*** RECORDS FOR THIS EXERCISE Section Begins ***
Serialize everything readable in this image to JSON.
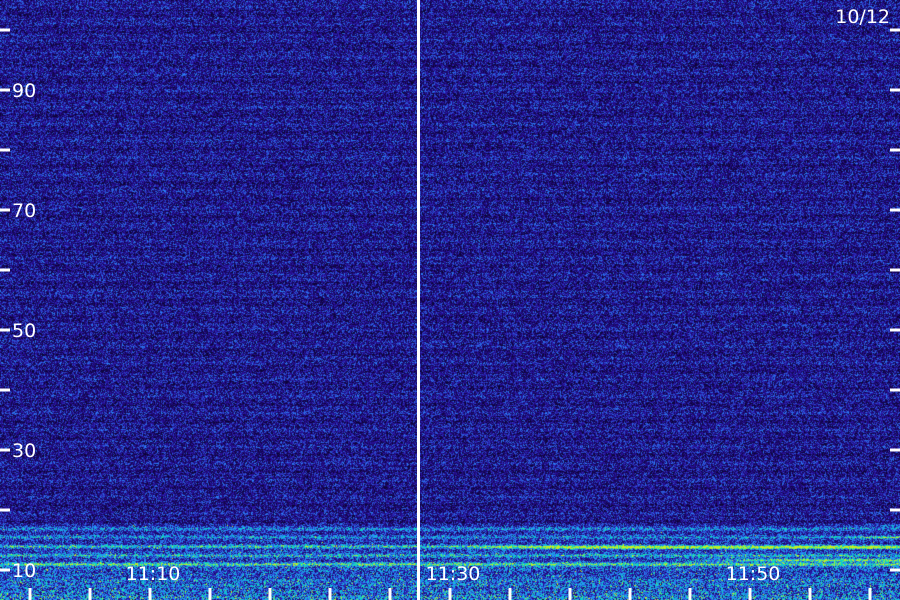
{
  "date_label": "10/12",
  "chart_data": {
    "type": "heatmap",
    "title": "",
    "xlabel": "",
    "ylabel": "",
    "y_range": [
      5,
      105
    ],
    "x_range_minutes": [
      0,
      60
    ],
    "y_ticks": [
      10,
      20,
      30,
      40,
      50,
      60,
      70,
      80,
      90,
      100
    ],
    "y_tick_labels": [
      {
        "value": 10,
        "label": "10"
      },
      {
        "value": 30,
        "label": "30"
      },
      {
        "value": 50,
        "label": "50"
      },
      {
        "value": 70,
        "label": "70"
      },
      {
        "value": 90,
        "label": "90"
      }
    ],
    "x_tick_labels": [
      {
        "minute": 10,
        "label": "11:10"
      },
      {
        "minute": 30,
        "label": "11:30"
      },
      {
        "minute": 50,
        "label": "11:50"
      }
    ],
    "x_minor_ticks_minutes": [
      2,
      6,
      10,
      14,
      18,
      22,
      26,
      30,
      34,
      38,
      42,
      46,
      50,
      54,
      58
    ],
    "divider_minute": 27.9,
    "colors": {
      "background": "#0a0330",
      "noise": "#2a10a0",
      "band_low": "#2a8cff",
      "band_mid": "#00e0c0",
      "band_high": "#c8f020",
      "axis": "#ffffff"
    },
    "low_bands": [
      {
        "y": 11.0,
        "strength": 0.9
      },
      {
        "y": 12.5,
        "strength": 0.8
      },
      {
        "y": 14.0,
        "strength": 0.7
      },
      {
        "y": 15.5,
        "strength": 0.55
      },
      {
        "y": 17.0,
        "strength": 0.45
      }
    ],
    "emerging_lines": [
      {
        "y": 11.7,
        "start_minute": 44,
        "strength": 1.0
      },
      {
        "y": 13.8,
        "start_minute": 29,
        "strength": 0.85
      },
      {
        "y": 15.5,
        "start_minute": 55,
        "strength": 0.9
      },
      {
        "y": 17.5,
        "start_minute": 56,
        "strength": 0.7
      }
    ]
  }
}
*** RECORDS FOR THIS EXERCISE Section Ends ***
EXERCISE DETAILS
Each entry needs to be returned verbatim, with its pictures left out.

OUTPUT FOR THIS EXERCISE
Serialize everything readable in this image to JSON.
{
  "date_label": "10/12",
  "chart_data": {
    "type": "heatmap",
    "title": "",
    "xlabel": "",
    "ylabel": "",
    "y_range": [
      5,
      105
    ],
    "x_range_minutes": [
      0,
      60
    ],
    "y_ticks": [
      10,
      20,
      30,
      40,
      50,
      60,
      70,
      80,
      90,
      100
    ],
    "y_tick_labels": [
      {
        "value": 10,
        "label": "10"
      },
      {
        "value": 30,
        "label": "30"
      },
      {
        "value": 50,
        "label": "50"
      },
      {
        "value": 70,
        "label": "70"
      },
      {
        "value": 90,
        "label": "90"
      }
    ],
    "x_tick_labels": [
      {
        "minute": 10,
        "label": "11:10"
      },
      {
        "minute": 30,
        "label": "11:30"
      },
      {
        "minute": 50,
        "label": "11:50"
      }
    ],
    "x_minor_ticks_minutes": [
      2,
      6,
      10,
      14,
      18,
      22,
      26,
      30,
      34,
      38,
      42,
      46,
      50,
      54,
      58
    ],
    "divider_minute": 27.9,
    "colors": {
      "background": "#0a0330",
      "noise": "#2a10a0",
      "band_low": "#2a8cff",
      "band_mid": "#00e0c0",
      "band_high": "#c8f020",
      "axis": "#ffffff"
    },
    "low_bands": [
      {
        "y": 11.0,
        "strength": 0.9
      },
      {
        "y": 12.5,
        "strength": 0.8
      },
      {
        "y": 14.0,
        "strength": 0.7
      },
      {
        "y": 15.5,
        "strength": 0.55
      },
      {
        "y": 17.0,
        "strength": 0.45
      }
    ],
    "emerging_lines": [
      {
        "y": 11.7,
        "start_minute": 44,
        "strength": 1.0
      },
      {
        "y": 13.8,
        "start_minute": 29,
        "strength": 0.85
      },
      {
        "y": 15.5,
        "start_minute": 55,
        "strength": 0.9
      },
      {
        "y": 17.5,
        "start_minute": 56,
        "strength": 0.7
      }
    ]
  }
}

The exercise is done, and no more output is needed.